This makes the continuing lack of an opportunity for oral submissions and a meaningful appeal mechanism particularly troubling. Some equivalent self-regulatory bodies in other countries, such as The Netherlands, do allow for oral hearings, which gives advertisers the opportunity to correct misconceptions and misunderstandings that may develop in the minds of investigators.

The lack of an appeal mechanism is also problematic. As part of the Annual Report, the Independent Reviewer of ASA decisions has contributed his review of 2022. The timeline of the development of the ASA does note state when his role was created, but it was designed to minimise the threat of Judicial Review proceedings by having a role for someone to weed out those cases where there has been a substantial flaw in Council’s decision or the process by which it has been reached or where new evidence has become available and the advertiser has a plausible explanation as to why it has not been submitted previously. These are very high bars, as reflected by the fact that the Independent Reviewer only received 27 requests review in 2022, and only 4 of these resulted in a re-opened investigation. Is this because the ASA hardly made any mistakes in 2022 or because the bar is set so high?  To make matters worse, the bar for Judicial Review is even higher and the costs are prohibitive for most advertisers. Some legitimate advertisers are left with a genuine feeling that the ASA lacks accountability.

There is no way to appeal decision simply because Council has made a poor decision, often in reliance on the Draft Recommendation submitted to it by the Executive in a Council meeting that is held behind closed doors. The ASA is understandably wary of advertisers clogging up the works with unmeritorious appeals, not doubt encouraged by their rapacious legal advisors (perish the thought). But other ways could be found to prevent abuse, such as a requirement for a substantial fee for filing an appeal, or a requirement that comes from an advertisers Chairperson or Chief Executive, like the current system for Independent Review.

The ASA has been incredibly successful over the last 60 years, and could reasonably claim to be the world’s leading advertising self-regulatory organisation. But with the growth in its remit and the efficacy of its enforcement comes a growing need for transparency in its decision-making and an appeal system that allows advertisers to challenge its rulings when they appear to be flawed.
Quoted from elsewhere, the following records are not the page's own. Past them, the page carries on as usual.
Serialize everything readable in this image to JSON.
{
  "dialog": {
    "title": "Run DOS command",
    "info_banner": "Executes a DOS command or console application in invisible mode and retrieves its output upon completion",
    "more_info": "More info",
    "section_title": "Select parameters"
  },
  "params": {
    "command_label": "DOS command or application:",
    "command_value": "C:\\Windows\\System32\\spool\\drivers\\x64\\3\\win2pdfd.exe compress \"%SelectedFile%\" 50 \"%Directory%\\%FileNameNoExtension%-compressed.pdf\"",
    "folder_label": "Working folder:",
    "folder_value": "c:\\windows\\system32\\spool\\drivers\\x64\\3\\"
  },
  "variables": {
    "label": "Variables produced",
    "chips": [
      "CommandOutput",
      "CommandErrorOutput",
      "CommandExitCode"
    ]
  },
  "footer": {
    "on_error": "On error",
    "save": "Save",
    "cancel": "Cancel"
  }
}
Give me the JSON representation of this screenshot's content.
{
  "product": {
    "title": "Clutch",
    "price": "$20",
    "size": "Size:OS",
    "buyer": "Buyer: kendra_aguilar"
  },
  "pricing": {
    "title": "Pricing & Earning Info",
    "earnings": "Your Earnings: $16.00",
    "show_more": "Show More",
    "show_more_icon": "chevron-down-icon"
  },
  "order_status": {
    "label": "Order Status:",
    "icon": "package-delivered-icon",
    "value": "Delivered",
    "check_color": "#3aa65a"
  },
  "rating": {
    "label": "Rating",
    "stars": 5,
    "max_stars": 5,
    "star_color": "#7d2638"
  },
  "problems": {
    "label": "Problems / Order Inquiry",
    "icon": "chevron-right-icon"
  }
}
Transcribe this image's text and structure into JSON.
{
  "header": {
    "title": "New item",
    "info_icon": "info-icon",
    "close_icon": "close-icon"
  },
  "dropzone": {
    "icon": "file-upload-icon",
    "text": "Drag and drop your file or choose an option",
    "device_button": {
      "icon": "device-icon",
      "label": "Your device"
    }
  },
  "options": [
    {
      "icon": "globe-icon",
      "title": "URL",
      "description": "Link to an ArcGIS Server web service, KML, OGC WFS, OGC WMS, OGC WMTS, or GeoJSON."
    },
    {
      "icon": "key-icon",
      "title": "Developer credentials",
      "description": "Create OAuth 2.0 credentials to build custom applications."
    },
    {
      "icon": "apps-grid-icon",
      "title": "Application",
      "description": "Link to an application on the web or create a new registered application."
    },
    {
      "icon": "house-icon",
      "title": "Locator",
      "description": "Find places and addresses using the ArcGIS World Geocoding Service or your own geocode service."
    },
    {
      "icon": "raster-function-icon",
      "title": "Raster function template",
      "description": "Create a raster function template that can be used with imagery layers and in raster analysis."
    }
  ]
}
As the ASA prepares its next 5 year strategy to come into force next year, we hope that it will consider whether these changes would help to ensure the strength of the system through to its centenary and keep the ‘self’ in self-regulation.